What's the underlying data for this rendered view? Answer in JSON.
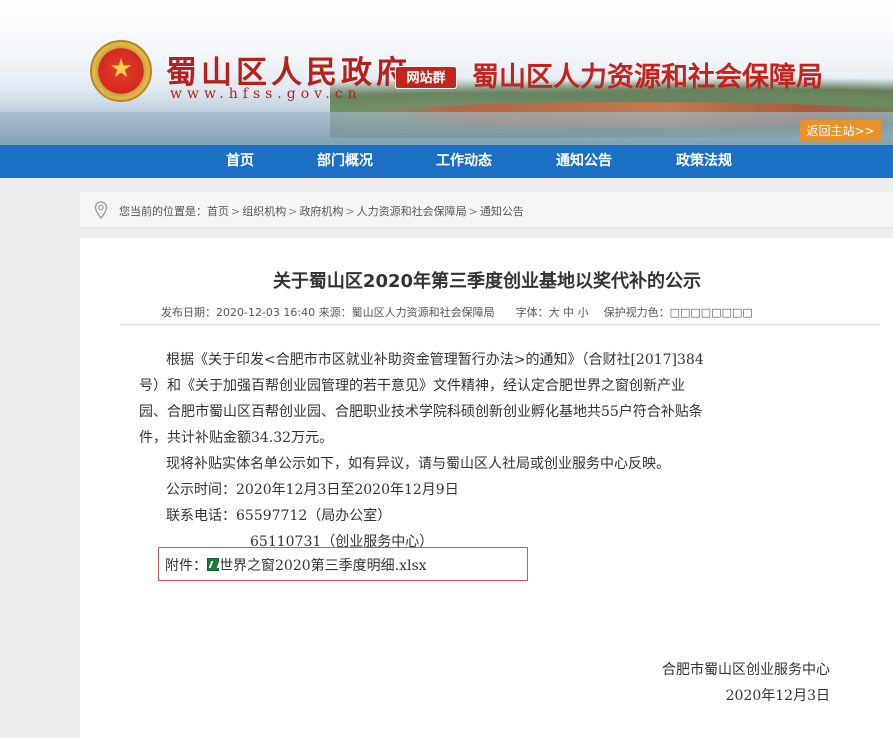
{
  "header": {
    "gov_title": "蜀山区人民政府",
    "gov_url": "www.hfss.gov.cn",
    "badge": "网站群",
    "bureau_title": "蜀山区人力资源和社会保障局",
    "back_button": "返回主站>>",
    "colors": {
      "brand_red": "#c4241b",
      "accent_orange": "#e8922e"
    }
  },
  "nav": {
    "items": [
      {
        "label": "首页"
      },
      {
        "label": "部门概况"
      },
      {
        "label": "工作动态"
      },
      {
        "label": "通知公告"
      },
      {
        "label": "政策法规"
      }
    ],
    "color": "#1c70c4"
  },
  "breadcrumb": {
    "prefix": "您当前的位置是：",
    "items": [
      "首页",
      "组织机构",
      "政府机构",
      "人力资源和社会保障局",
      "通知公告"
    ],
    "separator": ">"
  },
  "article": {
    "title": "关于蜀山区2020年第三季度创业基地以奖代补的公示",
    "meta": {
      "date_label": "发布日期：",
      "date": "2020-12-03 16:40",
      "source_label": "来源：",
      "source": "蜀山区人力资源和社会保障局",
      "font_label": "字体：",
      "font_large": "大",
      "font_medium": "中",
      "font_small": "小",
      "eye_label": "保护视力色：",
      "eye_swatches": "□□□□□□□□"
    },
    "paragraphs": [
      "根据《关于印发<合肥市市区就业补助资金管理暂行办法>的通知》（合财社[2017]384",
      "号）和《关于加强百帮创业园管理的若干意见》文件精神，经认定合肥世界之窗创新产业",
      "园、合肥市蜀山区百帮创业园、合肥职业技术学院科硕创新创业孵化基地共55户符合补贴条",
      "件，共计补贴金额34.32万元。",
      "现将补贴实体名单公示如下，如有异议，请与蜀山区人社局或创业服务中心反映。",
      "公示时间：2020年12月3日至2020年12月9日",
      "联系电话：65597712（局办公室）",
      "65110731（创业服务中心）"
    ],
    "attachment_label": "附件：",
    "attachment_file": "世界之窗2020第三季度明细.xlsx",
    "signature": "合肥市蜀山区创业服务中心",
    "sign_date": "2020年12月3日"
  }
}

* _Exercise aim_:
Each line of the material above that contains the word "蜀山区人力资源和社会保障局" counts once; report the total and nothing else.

* _Reply_:
2